Start of Input data

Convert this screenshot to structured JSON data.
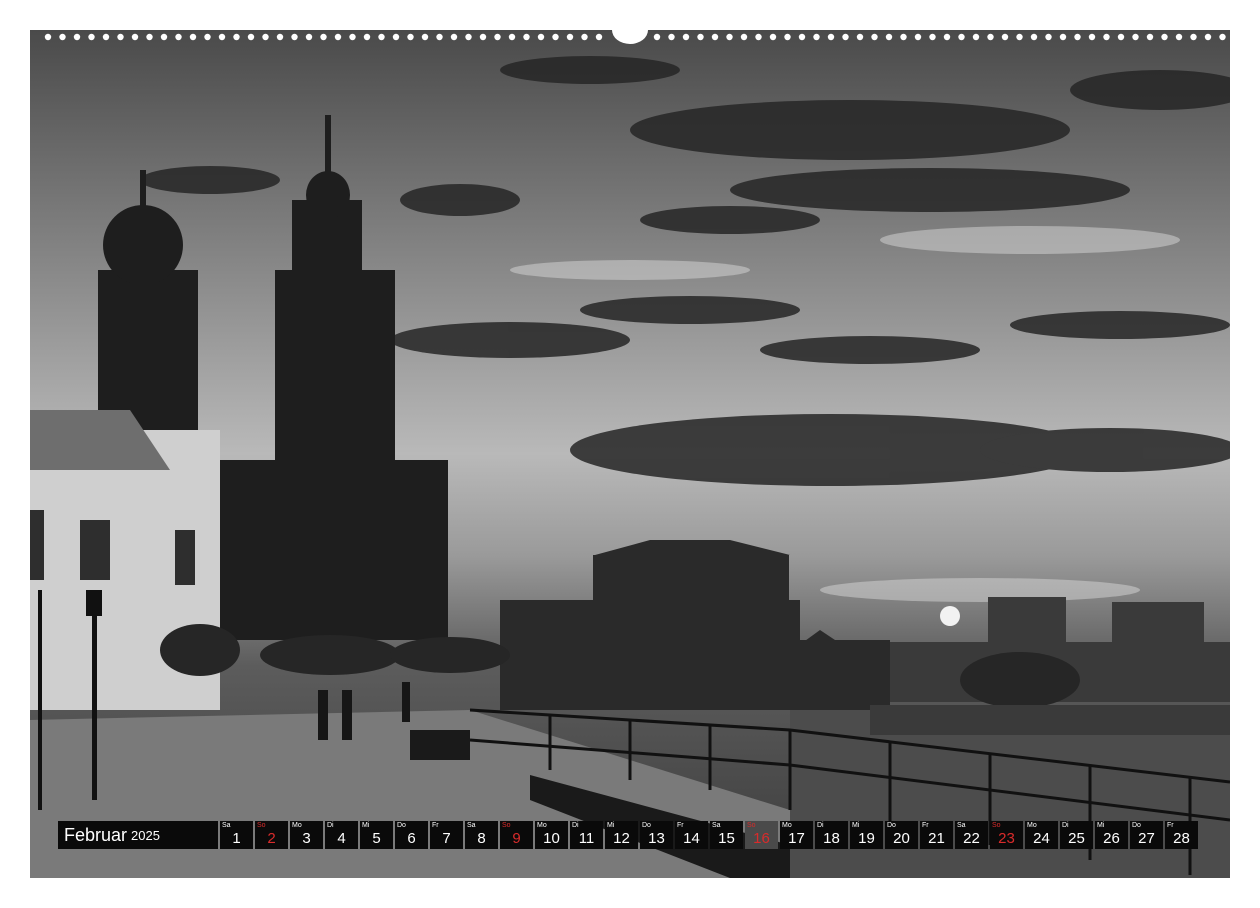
{
  "calendar": {
    "month": "Februar",
    "year": "2025",
    "days": [
      {
        "weekday": "Sa",
        "day": "1",
        "sunday": false,
        "highlight": false
      },
      {
        "weekday": "So",
        "day": "2",
        "sunday": true,
        "highlight": false
      },
      {
        "weekday": "Mo",
        "day": "3",
        "sunday": false,
        "highlight": false
      },
      {
        "weekday": "Di",
        "day": "4",
        "sunday": false,
        "highlight": false
      },
      {
        "weekday": "Mi",
        "day": "5",
        "sunday": false,
        "highlight": false
      },
      {
        "weekday": "Do",
        "day": "6",
        "sunday": false,
        "highlight": false
      },
      {
        "weekday": "Fr",
        "day": "7",
        "sunday": false,
        "highlight": false
      },
      {
        "weekday": "Sa",
        "day": "8",
        "sunday": false,
        "highlight": false
      },
      {
        "weekday": "So",
        "day": "9",
        "sunday": true,
        "highlight": false
      },
      {
        "weekday": "Mo",
        "day": "10",
        "sunday": false,
        "highlight": false
      },
      {
        "weekday": "Di",
        "day": "11",
        "sunday": false,
        "highlight": false
      },
      {
        "weekday": "Mi",
        "day": "12",
        "sunday": false,
        "highlight": false
      },
      {
        "weekday": "Do",
        "day": "13",
        "sunday": false,
        "highlight": false
      },
      {
        "weekday": "Fr",
        "day": "14",
        "sunday": false,
        "highlight": false
      },
      {
        "weekday": "Sa",
        "day": "15",
        "sunday": false,
        "highlight": false
      },
      {
        "weekday": "So",
        "day": "16",
        "sunday": true,
        "highlight": true
      },
      {
        "weekday": "Mo",
        "day": "17",
        "sunday": false,
        "highlight": false
      },
      {
        "weekday": "Di",
        "day": "18",
        "sunday": false,
        "highlight": false
      },
      {
        "weekday": "Mi",
        "day": "19",
        "sunday": false,
        "highlight": false
      },
      {
        "weekday": "Do",
        "day": "20",
        "sunday": false,
        "highlight": false
      },
      {
        "weekday": "Fr",
        "day": "21",
        "sunday": false,
        "highlight": false
      },
      {
        "weekday": "Sa",
        "day": "22",
        "sunday": false,
        "highlight": false
      },
      {
        "weekday": "So",
        "day": "23",
        "sunday": true,
        "highlight": false
      },
      {
        "weekday": "Mo",
        "day": "24",
        "sunday": false,
        "highlight": false
      },
      {
        "weekday": "Di",
        "day": "25",
        "sunday": false,
        "highlight": false
      },
      {
        "weekday": "Mi",
        "day": "26",
        "sunday": false,
        "highlight": false
      },
      {
        "weekday": "Do",
        "day": "27",
        "sunday": false,
        "highlight": false
      },
      {
        "weekday": "Fr",
        "day": "28",
        "sunday": false,
        "highlight": false
      }
    ]
  },
  "colors": {
    "cell_background": "#0a0a0a",
    "sunday_text": "#d92b2b",
    "highlight_background": "#4a4a4a",
    "text": "#ffffff"
  },
  "photo": {
    "style": "black-and-white",
    "icon": "cityscape-photo"
  }
}
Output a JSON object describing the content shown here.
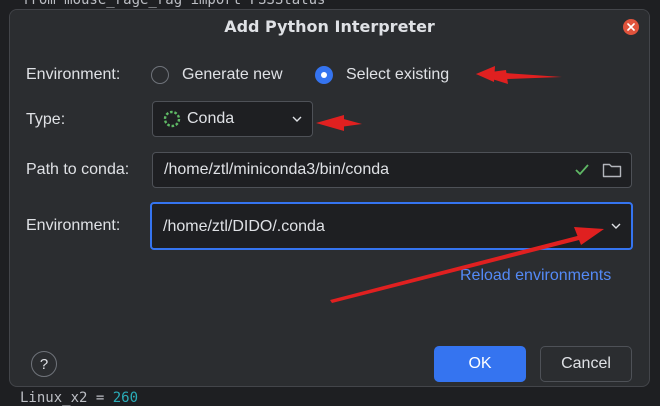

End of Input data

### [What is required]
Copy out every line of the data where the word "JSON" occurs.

### [Response to this exercise]
Convert this screenshot to structured JSON data.
Output a JSON object describing the content shown here.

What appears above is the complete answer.